The air is beginning to become cool and crisp, and the aspens are turning yellow. As far as the eye can see, people are arguing passionately over the economy, immigration, health care, and a plethora of other issues. In preparation for the November elections, the CSM Republicans Club hosted a “General Election Candidate’s Forum” October 1. Candidates and their representatives in the gubernatorial, senatorial, and congressional races shared their positions in speeches and in answer to questions.
The evening began with short speeches by a variety of Republican candidates including Steven Bailey, candidate for Jefferson County Commissioner; Dan Rosier, candidate for Jefferson County Treasurer; and Tim Kauffman, candidate for the US House of Representatives in district 2.
Steven Bailey, clearly iterated a common concept by declaring, “I’m not a politician, I’m not a lawyer, but I looked around and I saw that our country was in trouble, deep trouble, so I was motivated to run.” His address, along with Jefferson County Treasurer candidate Dan rosier and US House candidate Tim Kauffman were merely a warm-up for the primary focus of the evening – the debates.
Before beginning the debates, Braden Johnson, chairman of the CSM Republicans Club, explained the procedures and purposes of the debate. “We have organized this event in a non-partisan way so the students here at Mines can become familiar with the candidates… as well with the issues on the ballot. We believe that no matter what your party affiliation or level of involvement has been, it is important that all people in this nation exercise their civic right to vote,” Johnson said.
Each candidate was allowed five minutes for opening remarks. Then they were asked questions about issues relevant to each respective audience. Finally, each candidate received a two minute conclusion.

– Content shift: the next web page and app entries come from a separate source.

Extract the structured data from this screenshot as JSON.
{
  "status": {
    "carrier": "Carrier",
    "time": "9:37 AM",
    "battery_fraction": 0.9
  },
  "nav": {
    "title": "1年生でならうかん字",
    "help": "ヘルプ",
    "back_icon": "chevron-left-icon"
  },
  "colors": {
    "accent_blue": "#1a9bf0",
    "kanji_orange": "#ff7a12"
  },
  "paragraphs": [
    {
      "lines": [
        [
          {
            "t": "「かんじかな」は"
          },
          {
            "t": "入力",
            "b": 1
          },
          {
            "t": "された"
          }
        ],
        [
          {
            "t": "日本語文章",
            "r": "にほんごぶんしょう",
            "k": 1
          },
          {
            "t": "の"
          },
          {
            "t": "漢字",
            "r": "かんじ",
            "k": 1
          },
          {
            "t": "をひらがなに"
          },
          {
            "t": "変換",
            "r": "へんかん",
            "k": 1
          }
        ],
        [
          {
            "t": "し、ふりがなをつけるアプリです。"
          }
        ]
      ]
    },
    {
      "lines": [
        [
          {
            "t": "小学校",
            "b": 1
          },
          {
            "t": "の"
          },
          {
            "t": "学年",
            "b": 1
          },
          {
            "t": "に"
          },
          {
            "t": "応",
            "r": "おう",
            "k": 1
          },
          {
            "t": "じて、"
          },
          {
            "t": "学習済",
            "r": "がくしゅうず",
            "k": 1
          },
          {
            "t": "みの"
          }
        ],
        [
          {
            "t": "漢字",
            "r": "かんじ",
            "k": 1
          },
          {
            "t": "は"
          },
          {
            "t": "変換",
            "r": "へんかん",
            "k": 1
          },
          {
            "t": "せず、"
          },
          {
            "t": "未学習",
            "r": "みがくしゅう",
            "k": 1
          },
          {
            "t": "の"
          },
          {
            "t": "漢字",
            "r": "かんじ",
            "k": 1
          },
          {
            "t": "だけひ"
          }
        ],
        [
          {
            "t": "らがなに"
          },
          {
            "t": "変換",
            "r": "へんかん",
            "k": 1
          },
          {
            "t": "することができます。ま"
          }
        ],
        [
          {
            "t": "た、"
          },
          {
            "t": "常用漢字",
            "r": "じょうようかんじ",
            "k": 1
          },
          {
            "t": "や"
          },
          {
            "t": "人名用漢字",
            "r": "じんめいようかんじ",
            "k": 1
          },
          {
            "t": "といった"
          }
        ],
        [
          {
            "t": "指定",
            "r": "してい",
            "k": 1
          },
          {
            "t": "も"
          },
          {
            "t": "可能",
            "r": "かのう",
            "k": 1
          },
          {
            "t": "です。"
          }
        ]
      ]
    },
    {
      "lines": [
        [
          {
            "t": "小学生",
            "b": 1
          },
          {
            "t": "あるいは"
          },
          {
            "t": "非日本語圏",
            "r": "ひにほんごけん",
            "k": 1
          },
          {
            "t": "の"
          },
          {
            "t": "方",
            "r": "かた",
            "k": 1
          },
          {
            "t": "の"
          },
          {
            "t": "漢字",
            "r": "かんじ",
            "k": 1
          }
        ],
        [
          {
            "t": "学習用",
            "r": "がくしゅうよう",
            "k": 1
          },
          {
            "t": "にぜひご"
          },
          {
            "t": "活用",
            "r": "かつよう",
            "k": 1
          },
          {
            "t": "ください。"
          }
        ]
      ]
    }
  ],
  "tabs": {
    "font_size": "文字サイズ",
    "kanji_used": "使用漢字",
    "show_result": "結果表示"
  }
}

The first segment was the gubernatorial debate. First, Ted Harvey spoke as a surrogate for Tom Tancredo and the American Constitution Party. He gave an upbeat address, speaking with certainty that his candidate would be elected. He answered questions on the state budget woes, the economy, immigration, health care, energy, and the school system. Consistently, he transmitted the message that the free market economy and reduced government involvement can solve the economic issues facing Colorado. Harvey urged Republicans unsure of which candidate to select to choose Tancredo, saying, “We have to decide – are we going to win this governor’s office or not? That’s all I’m asking you to look at… who has the best chance of beating Hickenlooper? As Republicans, that’s all we should care about. Who has the best chance to move our conservative values forward?”
Dan Maes then addressed the audience. He transmitted a large amount of information in his introduction, as he rebutted Harvey’s logic in choosing Tancredo and outlined his plan for the state. Maes then answered the same questions as Harvey in much the same way, again emphasizing the importance of limited government and the free market economy. Likely the most important segment of Maes’ address came near the beginning, when he announced his plans, “Number one, we must downsize state government…it has to be done and we need someone with actual business experience, that’s done it before. Number two, we get our energy industry back strong in our state. Number three, we do what Republicans are supposed to do – that’s cut taxes.”
After the gubernatorial debate, the focus shifted towards national politics with the senatorial and congressional candidates. In the Senate race, John Zakhem, speaking as a surrogate for Republican Ken Buck, stated, “I’m here today to submit to you that selecting the right candidate for US Senate is one of the most important things you are going do all year.” He answered the questions posed to him about Buck’s views on the economy, health care, immigration, free trade, foreign policy, and energy in line with Harvey and Maes, emphasizing the importance of the free market, reduced taxes, and reduced regulation. Surrogate Bob Owens, representing Democrat Michael Bennet, seemed to face the difficulty of not knowing how his candidate felt about several of the questions, but did his best to answer. His replies sharply contrasted with Zackhem’s answers. He strongly opposed the Republican positions of the free market economy, yet was unsure of Bennet’s stance. “But I do know his position would not be that government should get out of the way. Getting out of the way is what happened for eight years in the Bush administration and part of the Clinton administration, and as we saw in 2008, that was a disastrous thing to have happen. We can’t get the economy back on track just by cutting taxes and decreasing government regulation, which is already pretty weak in many areas…we need to keep stimulating the economy.”
In the congressional debate, Democrat John Flerlage spoke for himself and Debbie Brown represented Republican Mike Coffman. Both spoke extensively about their desire to reduce federal government debt and to leave a better world for their children. Flerlage “saw those opportunities [for a future] going away from those children [on his youth hockey team]… we’re not leaving a more peaceful world, a more just world, and a more liveable world.” He answered many of the questions similarly to Owen. Most notably, he favored the strictest environmental policy of any candidate present.
Brown summed up Coffman’s campaign by saying, “Both parties have had their fingerprints on a lot of the problems we face today…and if Republicans gain power again in the House this election, he will only stand with them if they stand for limited constitutional government and conservative principles.” Brown’s answers for Coffman were extremely similar to other Republicans in the debate.
The elections will be here soon, and debates like this can help voters evaluate the various candidates. For now, though, enjoy the fall weather and ponder politics.